Seasonal Changes in Airborne Fungi and Bacteria at a Dairy Cattle Concentrated Animal Feeding Operation in the Southwest United States

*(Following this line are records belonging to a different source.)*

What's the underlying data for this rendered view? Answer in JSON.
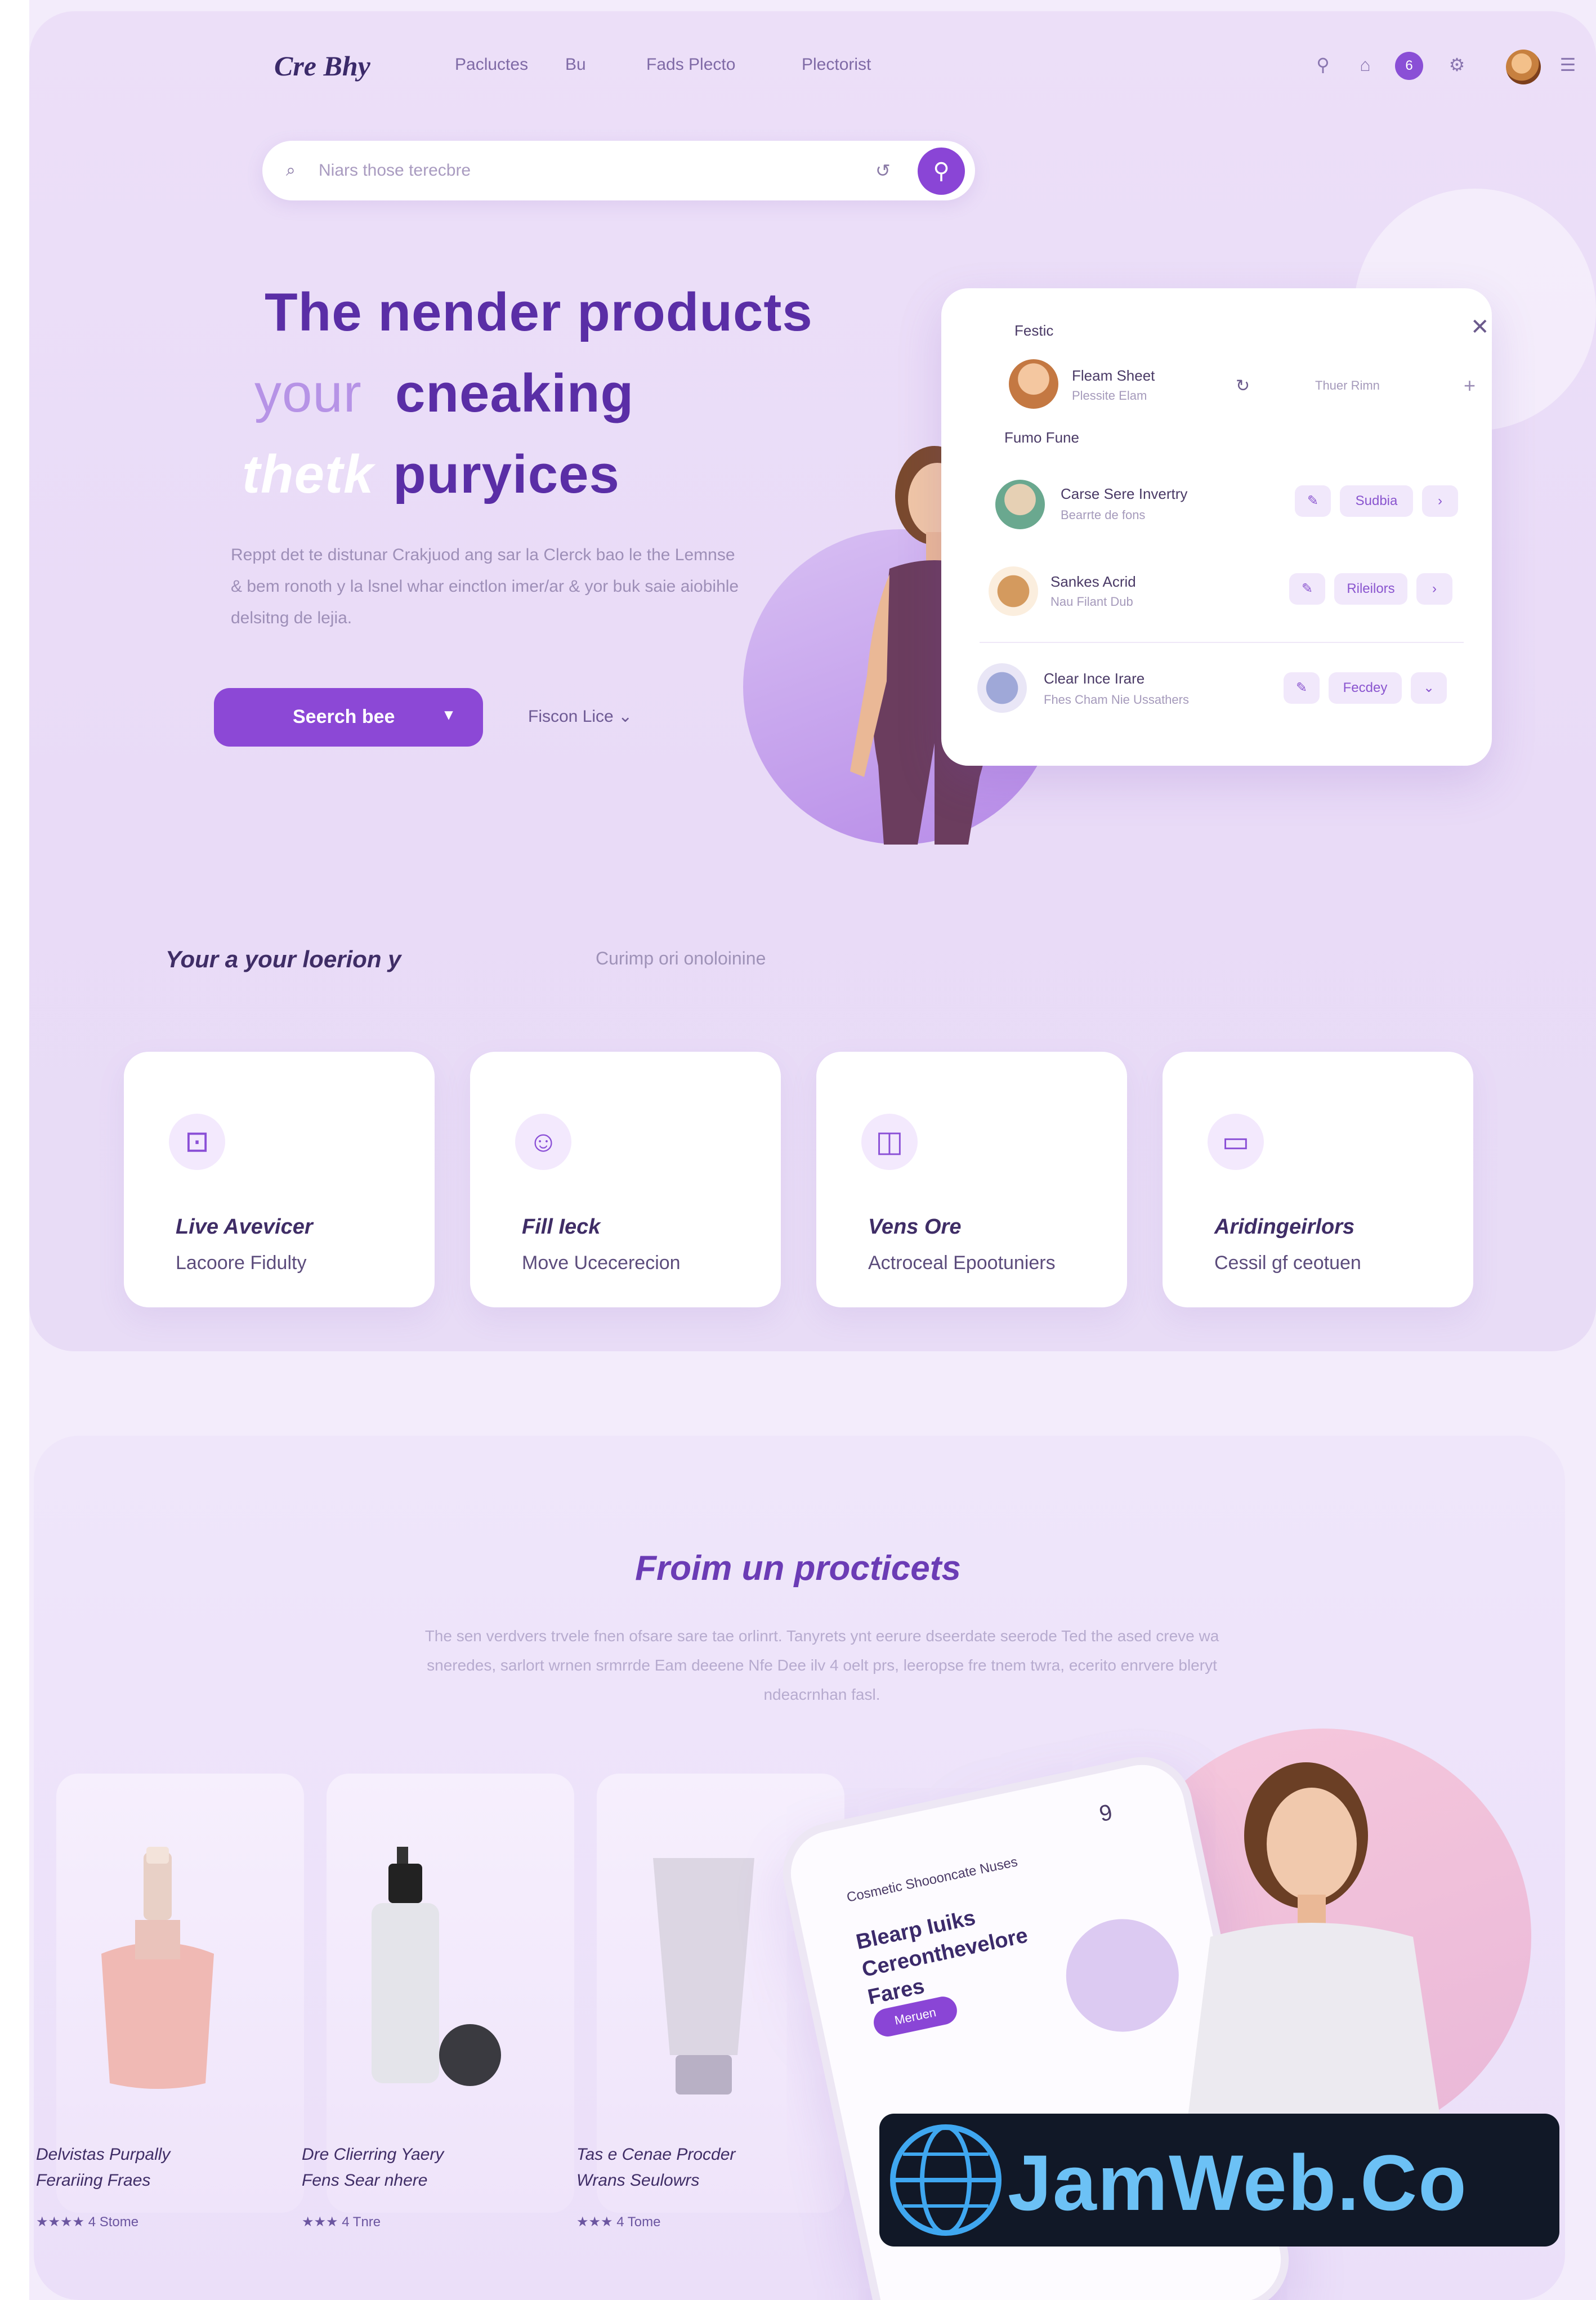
{
  "nav": {
    "logo": "Cre Bhy",
    "links": [
      "Pacluctes",
      "Bu",
      "Fads Plecto",
      "Plectorist"
    ],
    "badge": "6"
  },
  "search": {
    "label": "Search",
    "placeholder": "Niars those terecbre"
  },
  "hero": {
    "line1": "The nender products",
    "line2_a": "your",
    "line2_b": "cneaking",
    "line3_a": "thetk",
    "line3_b": "puryices",
    "body": "Reppt det te distunar Crakjuod ang sar la Clerck bao le the Lemnse & bem ronoth y la lsnel whar einctlon imer/ar & yor buk saie aiobihle delsitng de lejia.",
    "cta": "Seerch bee",
    "secondary": "Fiscon Lice"
  },
  "product_card": {
    "header": "Festic",
    "top_item": {
      "name": "Fleam Sheet",
      "sub": "Plessite Elam",
      "meta": "Thuer Rimn"
    },
    "subheader": "Fumo Fune",
    "items": [
      {
        "name": "Carse Sere Invertry",
        "sub": "Bearrte de fons",
        "chip": "Sudbia"
      },
      {
        "name": "Sankes Acrid",
        "sub": "Nau Filant Dub",
        "chip": "Rileilors"
      },
      {
        "name": "Clear Ince Irare",
        "sub": "Fhes Cham Nie Ussathers",
        "chip": "Fecdey"
      }
    ]
  },
  "categories_section": {
    "title": "Your a your loerion y",
    "subtitle": "Curimp ori onoloinine",
    "cards": [
      {
        "title": "Live Avevicer",
        "sub": "Lacoore Fidulty",
        "icon": "gift-icon"
      },
      {
        "title": "Fill Ieck",
        "sub": "Move Ucecerecion",
        "icon": "face-icon"
      },
      {
        "title": "Vens Ore",
        "sub": "Actroceal Epootuniers",
        "icon": "shopping-bag-icon"
      },
      {
        "title": "Aridingeirlors",
        "sub": "Cessil gf ceotuen",
        "icon": "card-icon"
      }
    ]
  },
  "practices_section": {
    "title": "Froim un procticets",
    "body": "The sen verdvers trvele fnen ofsare sare tae orlinrt. Tanyrets ynt eerure dseerdate seerode Ted the ased creve wa sneredes, sarlort wrnen srmrrde Eam deeene Nfe Dee ilv 4 oelt prs, leeropse fre tnem twra, ecerito enrvere bleryt ndeacrnhan fasl."
  },
  "products": [
    {
      "name": "Delvistas Purpally",
      "name2": "Ferariing Fraes",
      "rating": "★★★★ 4 Stome"
    },
    {
      "name": "Dre Clierring Yaery",
      "name2": "Fens Sear nhere",
      "rating": "★★★ 4 Tnre"
    },
    {
      "name": "Tas e Cenae Procder",
      "name2": "Wrans Seulowrs",
      "rating": "★★★ 4 Tome"
    }
  ],
  "phone_screen": {
    "header": "Cosmetic Shoooncate Nuses",
    "headline": "Blearp Iuiks Cereonthevelore Fares",
    "pill": "Meruen",
    "num": "9"
  },
  "watermark": {
    "text": "JamWeb.Co"
  },
  "colors": {
    "accent": "#8a45d6",
    "background": "#f3ecfb",
    "hero_dark": "#5a2ea6",
    "hero_light": "#b693e6"
  }
}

The objective of this study was to evaluate a dairy located in the arid southwest United States to determine the concentrations and seasonal variation of airborne fungi and bacteria and to determine the percentage of antibiotic resistant Staphylococcus aureus. The authors used two-stage ambient air sampling systems to measure the culturable airborne fungal organisms and bacteria on a monthly basis. The authors recovered the most fungal, bacterial, and S. aureus organisms during the spring months. The most common fungi identified were Cladosporium, Aspergillus, and Stemphylium, which were most common in the spring and least common in the summer. S. aureus made up 4.2% to 5.5% of the total bacteria, and greater than 50% of this bacteria were found to be resistant to ampicillin, penicillin, or cefaclor, with the greatest incidence of antibiotic resistance occuring in the fall. The incidence of S. aureus resistant to at least two antibiotics ranged from 14% in the spring to 54% in the fall.